What is Kubernetes?
Using containers makes life simple. You can set up and package everything that you need into an application, and execute that package without the virtual machine overhead that is normally rendered during that process. Containers are amazing and helpful tools, benefitting our machines that make the world a better place, but that is only part of the picture. With just that much power, we need a way to control it, to manage it. So how do we do that? We do that by orchestrating the containers with tools like Docker and in this case, Kubernetes.
Kubernetes is an OpenSource system of tools that manages containers. It does this by providing tools for deploying, scaling, and managing containerized applications. Written in the Go programming language, it is actually not serving as a Platform-as-a-Service but simply a basic framework that a PaaS can sit on top of. It allows users to use what kind of application frameworks and other tools that they would like to set up their platform to benefit their needs.
How it works; Kubernetes Ecosystem
How it all works is pretty simple. In Kubernetes, the main unit is called a pod. A pod is a group of containers that are put together as a group on the same node (virtual machine) and are designed specifically for easy communication. A cluster is a set of nodes that run containerized applications. It is important to know that every cluster has at least one node. The worker node hosts the pods that are the components of the application. The Control Plane manages the worker node(s) and pods in the cluster. The Control Plane and cluster are spread out across multiple nodes and pods, providing high availability and reliability. There are components to the Control Plane and the node that are crucial to its functionality.
[You can try creating your own pod policy here]
Kubernetes works on the principles of actual states and defined states. In a YAML/JSON format, the defined state is set. Then Kubernetes uses a controller to check the difference of the new YAML/JSON state-defined and the state in the cluster.
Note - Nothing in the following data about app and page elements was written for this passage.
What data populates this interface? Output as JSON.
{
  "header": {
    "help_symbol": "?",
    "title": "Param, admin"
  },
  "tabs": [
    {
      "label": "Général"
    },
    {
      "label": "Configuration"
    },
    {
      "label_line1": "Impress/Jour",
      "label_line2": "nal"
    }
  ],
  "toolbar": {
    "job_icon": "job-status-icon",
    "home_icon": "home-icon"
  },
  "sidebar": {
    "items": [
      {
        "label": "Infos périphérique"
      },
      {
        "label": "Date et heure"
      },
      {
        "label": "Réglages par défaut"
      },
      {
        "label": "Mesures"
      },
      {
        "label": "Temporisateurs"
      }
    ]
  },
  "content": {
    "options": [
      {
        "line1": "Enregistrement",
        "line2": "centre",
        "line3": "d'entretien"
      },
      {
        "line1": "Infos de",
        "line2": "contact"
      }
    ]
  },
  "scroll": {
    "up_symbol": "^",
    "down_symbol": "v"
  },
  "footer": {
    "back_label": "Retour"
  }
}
For example, let’s say there are 3 pods, one running and two more scheduled. If one pod was killed off, would another pod start? Yes! It will try to start a container continuously and to replace it to make sure that there are 3 pods. This is because Kubernetes will not stop until the actual state matches the defined state, which is a powerful tool to have. Next is Primitives, which is more than just Pods. it’s Deployments, Persistent Volume Claims, Services, routes, etc. In conclusion, you can map out how this applies to your workspace and traditional IT environment.
Over time, Kubernetes will increase development velocity and reduce the complex nature of operational duties. However, it can also be used to secure your applications. Security must instead be built into each phase of the container life cycle: build, deploy, and runtime. Misconfigurations added to the cycle can be costly. Common issues cover a variety of concerns: to removing vulnerabilities prior to the deploy phase, These tips and certain configurations help ensure that your Kubernetes cluster is configured for maximum coverage.
1. Use the latest version available
Security updates are added to each update that is rolled out each quarter. It is recommended as a best practice to run the latest version, or a version or two behind. The further behind you get in versions, the harder it can be to complete an upgrade. Making plans to upgrade once a quarter is best, to keep it managed and easy. You can check your version with the following command:
$ kubectl version --short
2. Use namespaces to make a boundary
Creating separate namespaces is an important first level of security between system components. It’s easy to add Network Policies as security controls due to different workloads existing in separate namespaces. You can check your current namespaces with the following command:
kubectl get ns
3. Create Cluster Network Policies
Using Network Policies allows you to control the network access of your container’s applications. In order to use them, you will have to make sure to have a networking provider that supports it. For example, with Google Kubernetes Engine, or GKE, you will have to opt in to use this resource. After that, it’s recommended to start with the default basic network policies. One of the defaults is to block traffic from other namespaces.
Once you know policies are supported and you have it set up, you can use the following to check it:
kubectl get networkpolicies --all-namespaces
4. Harden Your Node Security
Ensuring that the node is secure is key and a priority. The following tips will help you with hardening the node, the core of your system setup:
- Make sure the Host is secure and configured correctly.
- Limit access to sensitive ports via network blocks. You can do this with
kubelet. I recommend to run network blocks on port 10250 and 10255, and limit only trusted networks to the Kubernetes API. These specific ports have been frequently used by unwanted and malicious users for abusive purposes, such as running crypto miners in clusters without authentication and authorization on the Kubernetes API.
- Control admin access to the nodes. This should be restricted in general, as most tasks can be completed without access to the node.
The natural abilities that come with containers and Kubernetes have the potential for extremely secure applications. Getting just the right settings for this to happen is quite a lot of work and can be a daunting task. Best practices followed in setting up and configuring the service like it is mentioned here, helps you gain the best and optimal position for better security. Kubernetes, in general, is a great service to use to manage your containers. It’s become the standard in orchestrators for containers and microservices. Businesses are transforming their organizations by embracing DevOps principles and container technologies, making their services more valuable, strategic, and effective. And if you’re still wondering if this is the right tool for you, read further about its use cases to decide.